  • Thunderbolt. Apple's got a fancy new high-speed I/O port, and transfers of large files could be a breeze. On my Synology DiskStation DS211j, a 60GB file transfer could take hours.
  • Cloud sharing among all devices (or at least Apple ones). The thin MacBook Air, the storage-free Apple TV, iPhones, iPads: Apple's device landscape is begging for a centralized storage box. Time Capsule should function this way. Right now, it doesn't. While my Synology server can share files and stream music, its flexibility is also limited with iOS devices.
  • Remote file management app. Anyone who uses Dropbox knows how great it is to have access to your files from anywhere you can get Internet access. Apple should offer free iOS, OS X, and Windows apps that let you access and manipulate the files on the Time Capsule, whether you're doing so from your own LAN--or on the Internet from halfway around the world.
  • Lots of USB ports, or even a hard drive bay. The latter seems unlikely, but we'd take at least 3 USB ports for printer and multiple drive connectivity. We'd like to dream of 30-pin cable support for direct iDevice syncing, but we're not crazy.
  • Easy remote access setup. Frankly, setting up port access on my Synology server is a huge pain. As a result, I don't access my files when away from the home. Devices like the Pogoplug are better, but a more integrated solution is the best idea.
  • Airplay. Again, Apple's gone through the trouble of enabling a robust way of streaming audio and video between devices and to external speakers. A media-streaming Time Capsule would be a perfect fit.
  • Low power consumption. Rather than keep a computer running all the time, a low-power NAS-type device is a far more green way of sharing files at home.

Where would this Time Capsule AV go? Exactly where my old Time Capsule sits. It could interact with the Apple TV, serve music to my iPad, and generally make life a lot easier than my assorted problematic boxes. Of course, I'm assuming Apple won't release such a product. But, if they do, I think I wouldn't be the only person who'd want to buy one.

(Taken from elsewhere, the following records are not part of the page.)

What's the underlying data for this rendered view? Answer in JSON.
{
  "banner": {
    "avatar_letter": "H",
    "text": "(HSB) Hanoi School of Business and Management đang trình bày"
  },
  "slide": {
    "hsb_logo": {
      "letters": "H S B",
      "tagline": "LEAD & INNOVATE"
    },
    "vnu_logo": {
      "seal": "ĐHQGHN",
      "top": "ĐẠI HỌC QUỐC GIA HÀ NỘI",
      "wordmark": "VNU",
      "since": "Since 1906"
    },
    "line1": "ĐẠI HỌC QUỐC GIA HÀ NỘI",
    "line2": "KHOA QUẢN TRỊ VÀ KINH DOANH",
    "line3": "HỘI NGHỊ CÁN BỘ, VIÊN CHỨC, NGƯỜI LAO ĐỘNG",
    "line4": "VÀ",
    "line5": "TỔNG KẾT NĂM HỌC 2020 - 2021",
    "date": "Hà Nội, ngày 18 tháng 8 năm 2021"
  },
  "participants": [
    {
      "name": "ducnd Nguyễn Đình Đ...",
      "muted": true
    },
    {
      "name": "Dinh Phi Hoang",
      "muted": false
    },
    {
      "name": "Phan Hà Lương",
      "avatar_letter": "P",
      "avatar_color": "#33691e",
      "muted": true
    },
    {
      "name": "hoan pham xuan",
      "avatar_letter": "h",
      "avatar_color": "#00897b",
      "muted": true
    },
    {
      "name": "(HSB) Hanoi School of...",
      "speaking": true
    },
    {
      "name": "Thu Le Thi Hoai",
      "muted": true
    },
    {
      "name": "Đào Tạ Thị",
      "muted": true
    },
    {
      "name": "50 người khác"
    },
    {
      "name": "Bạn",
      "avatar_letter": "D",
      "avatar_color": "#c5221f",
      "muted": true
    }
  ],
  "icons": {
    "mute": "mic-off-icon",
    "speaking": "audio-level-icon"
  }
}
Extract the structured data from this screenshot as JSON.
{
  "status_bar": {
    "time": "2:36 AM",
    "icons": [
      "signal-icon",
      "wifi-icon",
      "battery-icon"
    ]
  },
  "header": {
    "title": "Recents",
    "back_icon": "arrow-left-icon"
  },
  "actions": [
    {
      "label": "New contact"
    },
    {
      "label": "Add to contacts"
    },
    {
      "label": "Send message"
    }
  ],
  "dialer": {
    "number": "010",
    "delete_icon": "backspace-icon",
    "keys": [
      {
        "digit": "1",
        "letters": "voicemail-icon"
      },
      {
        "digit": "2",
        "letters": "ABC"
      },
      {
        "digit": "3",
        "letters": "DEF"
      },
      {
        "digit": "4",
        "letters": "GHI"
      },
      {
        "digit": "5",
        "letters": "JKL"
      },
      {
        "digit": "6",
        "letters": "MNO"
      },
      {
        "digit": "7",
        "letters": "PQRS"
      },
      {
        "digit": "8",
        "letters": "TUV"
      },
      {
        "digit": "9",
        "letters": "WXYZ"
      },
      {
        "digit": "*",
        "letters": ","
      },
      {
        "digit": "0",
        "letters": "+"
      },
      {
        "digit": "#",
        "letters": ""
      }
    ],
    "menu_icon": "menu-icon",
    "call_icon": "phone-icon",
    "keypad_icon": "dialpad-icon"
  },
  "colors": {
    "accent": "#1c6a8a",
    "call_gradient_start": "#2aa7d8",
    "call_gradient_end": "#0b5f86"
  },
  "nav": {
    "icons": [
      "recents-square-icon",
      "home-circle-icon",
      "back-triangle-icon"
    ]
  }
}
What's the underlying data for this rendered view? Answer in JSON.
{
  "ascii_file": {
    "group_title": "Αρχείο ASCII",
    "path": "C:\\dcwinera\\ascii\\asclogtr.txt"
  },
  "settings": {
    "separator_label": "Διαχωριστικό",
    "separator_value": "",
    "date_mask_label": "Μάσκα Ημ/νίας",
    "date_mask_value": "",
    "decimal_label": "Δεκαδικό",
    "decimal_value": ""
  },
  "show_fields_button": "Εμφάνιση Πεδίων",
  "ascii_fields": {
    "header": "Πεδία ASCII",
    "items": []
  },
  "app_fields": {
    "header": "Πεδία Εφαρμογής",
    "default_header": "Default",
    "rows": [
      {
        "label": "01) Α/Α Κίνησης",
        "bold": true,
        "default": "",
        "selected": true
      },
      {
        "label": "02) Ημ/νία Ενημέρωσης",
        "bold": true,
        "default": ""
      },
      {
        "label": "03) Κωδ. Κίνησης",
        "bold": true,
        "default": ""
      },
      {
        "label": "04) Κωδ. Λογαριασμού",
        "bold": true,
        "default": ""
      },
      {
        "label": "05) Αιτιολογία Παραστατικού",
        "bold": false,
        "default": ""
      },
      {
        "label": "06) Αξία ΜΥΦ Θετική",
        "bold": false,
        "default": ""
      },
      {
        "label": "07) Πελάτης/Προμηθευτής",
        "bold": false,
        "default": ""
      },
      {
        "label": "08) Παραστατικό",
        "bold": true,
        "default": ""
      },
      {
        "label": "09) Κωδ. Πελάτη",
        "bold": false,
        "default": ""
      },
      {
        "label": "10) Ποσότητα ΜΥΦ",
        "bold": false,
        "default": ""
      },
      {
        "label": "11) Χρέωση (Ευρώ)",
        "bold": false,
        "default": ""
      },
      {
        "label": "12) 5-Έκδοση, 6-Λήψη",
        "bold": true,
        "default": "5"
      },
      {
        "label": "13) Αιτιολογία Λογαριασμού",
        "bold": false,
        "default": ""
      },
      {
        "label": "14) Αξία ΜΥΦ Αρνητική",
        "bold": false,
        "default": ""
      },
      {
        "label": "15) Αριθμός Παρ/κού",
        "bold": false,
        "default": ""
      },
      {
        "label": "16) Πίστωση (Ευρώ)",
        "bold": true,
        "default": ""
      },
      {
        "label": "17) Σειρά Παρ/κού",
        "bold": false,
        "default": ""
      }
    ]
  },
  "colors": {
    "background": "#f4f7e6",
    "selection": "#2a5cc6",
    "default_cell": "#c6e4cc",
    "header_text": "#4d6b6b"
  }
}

For the average person, the home server landscape is a mess. So is the fragmented world of cloud storage. Apple does a good job at developing simple solutions to complicated technology. It seems like a good match to me.